The first place a teenager sees relationship is at home between his/her parents or with her parent's relationships. This makes it crucial that a teen sees a mutually respectful relationship between two people. Many times, in our office, we see teens who are brought to counseling for disrespectful behaviors. One of the first things we look at is how the teen is learning those behaviors and whether or not the teen is witnessing disrespectful behaviors with their parents relationships. We can't expect our kids to do different than what we are teaching them! If disrespect is not being modeled at home, it's important to find out where that attitude of disrespect is coming from, and address it immediately. It's less important to focus on the content of an argument, and more important to immediately address disrespectful behavior of the teen, and nip it in the bud. Respect from a teen is an essential.
Another hot topic for teens in relationships is manipulation. The teenage years represent an important time in brain development. The teen looks more mature, and in many ways may act more mature, but remember, the prefrontal cortex of the brain is still maturing, so teens can be impulsive and risk-taking. Along with this, it's normal for a teen to have what we call an egocentric attitude and feel infallible... Along with this can come manipulation. The teen wants what they want, when they want it. It actually can be a lot like a toddler! Recognize when your teen is trying to manipulate you, and address this behavior quickly. Not doing this will do a disservice to your teen, as they won't learn frustration tolerance and delay of gratification.

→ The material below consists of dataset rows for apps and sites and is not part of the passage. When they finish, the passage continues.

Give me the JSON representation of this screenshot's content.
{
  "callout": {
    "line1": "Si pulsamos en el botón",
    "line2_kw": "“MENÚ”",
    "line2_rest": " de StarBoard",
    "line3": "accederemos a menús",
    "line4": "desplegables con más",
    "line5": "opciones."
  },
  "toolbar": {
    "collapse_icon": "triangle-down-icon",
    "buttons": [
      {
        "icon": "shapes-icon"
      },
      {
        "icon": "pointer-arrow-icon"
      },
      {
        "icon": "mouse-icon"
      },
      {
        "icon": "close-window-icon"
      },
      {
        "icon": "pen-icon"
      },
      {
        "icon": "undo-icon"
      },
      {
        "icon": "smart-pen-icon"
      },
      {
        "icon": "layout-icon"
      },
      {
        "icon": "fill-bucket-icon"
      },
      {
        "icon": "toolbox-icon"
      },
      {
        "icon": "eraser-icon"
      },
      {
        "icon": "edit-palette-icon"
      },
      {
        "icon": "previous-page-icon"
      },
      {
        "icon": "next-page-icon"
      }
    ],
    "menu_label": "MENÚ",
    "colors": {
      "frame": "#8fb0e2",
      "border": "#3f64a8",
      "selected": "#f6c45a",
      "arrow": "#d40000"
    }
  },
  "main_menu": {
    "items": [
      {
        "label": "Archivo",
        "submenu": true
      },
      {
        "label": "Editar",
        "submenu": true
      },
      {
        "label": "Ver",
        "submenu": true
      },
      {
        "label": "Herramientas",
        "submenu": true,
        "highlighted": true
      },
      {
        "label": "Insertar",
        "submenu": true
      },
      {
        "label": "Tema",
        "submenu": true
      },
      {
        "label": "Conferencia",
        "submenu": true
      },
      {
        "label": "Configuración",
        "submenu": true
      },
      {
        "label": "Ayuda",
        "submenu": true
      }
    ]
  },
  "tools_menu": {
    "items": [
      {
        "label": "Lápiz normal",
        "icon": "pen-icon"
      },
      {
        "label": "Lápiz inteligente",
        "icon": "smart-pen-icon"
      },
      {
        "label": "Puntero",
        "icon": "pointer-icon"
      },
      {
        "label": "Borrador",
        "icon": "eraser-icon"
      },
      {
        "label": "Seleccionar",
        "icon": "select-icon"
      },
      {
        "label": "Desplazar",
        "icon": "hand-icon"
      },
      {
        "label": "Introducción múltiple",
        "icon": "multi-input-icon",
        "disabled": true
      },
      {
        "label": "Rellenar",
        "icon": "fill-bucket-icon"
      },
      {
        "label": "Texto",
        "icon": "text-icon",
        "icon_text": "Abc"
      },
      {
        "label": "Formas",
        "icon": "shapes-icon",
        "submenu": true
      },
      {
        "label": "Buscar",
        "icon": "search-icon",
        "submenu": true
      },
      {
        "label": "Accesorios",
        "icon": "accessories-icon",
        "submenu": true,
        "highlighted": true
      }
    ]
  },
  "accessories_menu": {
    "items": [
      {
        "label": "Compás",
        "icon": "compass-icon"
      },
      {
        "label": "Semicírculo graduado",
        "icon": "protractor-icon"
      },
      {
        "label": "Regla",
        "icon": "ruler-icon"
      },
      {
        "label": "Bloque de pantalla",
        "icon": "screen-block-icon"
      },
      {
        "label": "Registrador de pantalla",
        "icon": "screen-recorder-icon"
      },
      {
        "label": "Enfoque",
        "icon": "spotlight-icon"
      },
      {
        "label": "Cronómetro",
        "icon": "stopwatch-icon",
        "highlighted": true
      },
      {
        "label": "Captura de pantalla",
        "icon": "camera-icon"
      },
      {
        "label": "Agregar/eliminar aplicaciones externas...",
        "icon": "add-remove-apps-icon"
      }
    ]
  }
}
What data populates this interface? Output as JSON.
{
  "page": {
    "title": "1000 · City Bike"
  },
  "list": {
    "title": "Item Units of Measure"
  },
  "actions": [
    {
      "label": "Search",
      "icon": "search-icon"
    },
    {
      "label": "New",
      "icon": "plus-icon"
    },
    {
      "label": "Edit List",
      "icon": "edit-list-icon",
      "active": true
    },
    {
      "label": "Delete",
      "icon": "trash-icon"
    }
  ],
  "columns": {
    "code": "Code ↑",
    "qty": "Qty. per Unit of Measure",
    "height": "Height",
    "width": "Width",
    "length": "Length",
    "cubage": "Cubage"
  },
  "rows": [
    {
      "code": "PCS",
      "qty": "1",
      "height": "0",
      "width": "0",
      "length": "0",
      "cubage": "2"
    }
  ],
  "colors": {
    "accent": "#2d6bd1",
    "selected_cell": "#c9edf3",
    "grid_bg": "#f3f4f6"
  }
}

Along with respect, it's important to teach a teen appropriate ways to treat people in their lives. This can be anything from taking their shoes off when they go into another person's house, to holding the door open for an elderly person and saying "please" and "thank you". This might mean teaching them to listen when other's are speaking, without only thinking about what they want to say, or it might mean helping out around the house and having an appropriate division of responsibility where they learn how to be part of a family or a system (and their future spouse will thank you for this!!). We all hear stories about bullying lately. Teaching a teen healthy ways to treat other people will go a long way in their future relationships.
Joleen Watson, MS, NCC, is a therapist at Imagine Hope Counseling Group. She enjoys doing marriage counseling, relationship counseling, couples counseling, and individual counseling. Imagine Hope also specializes in family, child and adolescent counseling and serves Indianapolis area including the surrounding areas of Carmel, Noblesville, Zionsville, Westfield, and Fishers.